YOUR ASSIGNMENT: The word "Reload" marks the lines to find; copy every such line from the data below.

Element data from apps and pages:
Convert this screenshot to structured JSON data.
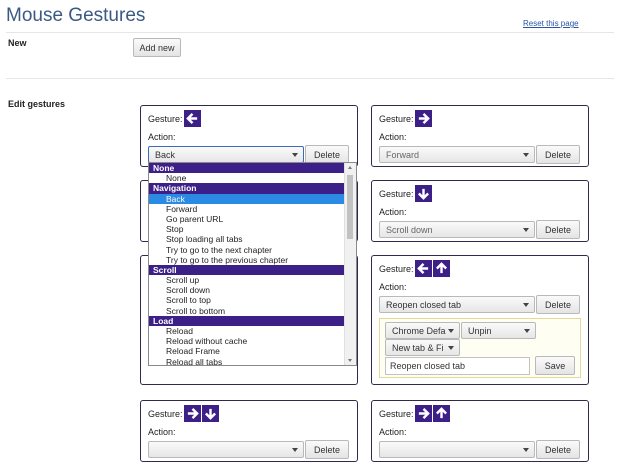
{
  "page": {
    "title": "Mouse Gestures",
    "reset_link": "Reset this page"
  },
  "new_section": {
    "label": "New",
    "add_button": "Add new"
  },
  "edit_section": {
    "label": "Edit gestures"
  },
  "common": {
    "gesture_label": "Gesture:",
    "action_label": "Action:",
    "delete_label": "Delete",
    "save_label": "Save"
  },
  "gestures": [
    {
      "icons": [
        "arrow-left-icon"
      ],
      "action": "Back",
      "dropdown_open": true
    },
    {
      "icons": [
        "arrow-right-icon"
      ],
      "action": "Forward"
    },
    {
      "icons": [
        "arrow-down-icon"
      ],
      "action": "Scroll down"
    },
    {
      "icons": [
        "arrow-left-icon",
        "arrow-up-icon"
      ],
      "action": "Reopen closed tab",
      "options": {
        "open_in": "Chrome Defa",
        "pin": "Unpin",
        "tab_mode": "New tab & Fi",
        "text_value": "Reopen closed tab"
      }
    },
    {
      "icons": [
        "arrow-right-icon",
        "arrow-down-icon"
      ]
    },
    {
      "icons": [
        "arrow-right-icon",
        "arrow-up-icon"
      ]
    }
  ],
  "dropdown": {
    "groups": [
      {
        "label": "None",
        "options": [
          "None"
        ]
      },
      {
        "label": "Navigation",
        "options": [
          "Back",
          "Forward",
          "Go parent URL",
          "Stop",
          "Stop loading all tabs",
          "Try to go to the next chapter",
          "Try to go to the previous chapter"
        ]
      },
      {
        "label": "Scroll",
        "options": [
          "Scroll up",
          "Scroll down",
          "Scroll to top",
          "Scroll to bottom"
        ]
      },
      {
        "label": "Load",
        "options": [
          "Reload",
          "Reload without cache",
          "Reload Frame",
          "Reload all tabs"
        ]
      }
    ],
    "selected": "Back"
  },
  "colors": {
    "accent": "#3d1f88",
    "selected": "#2b8ae3",
    "title": "#3a5a84"
  }
}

SOLUTION TO THE EXERCISE:
          "Reload",
          "Reload without cache",
          "Reload Frame",
          "Reload all tabs"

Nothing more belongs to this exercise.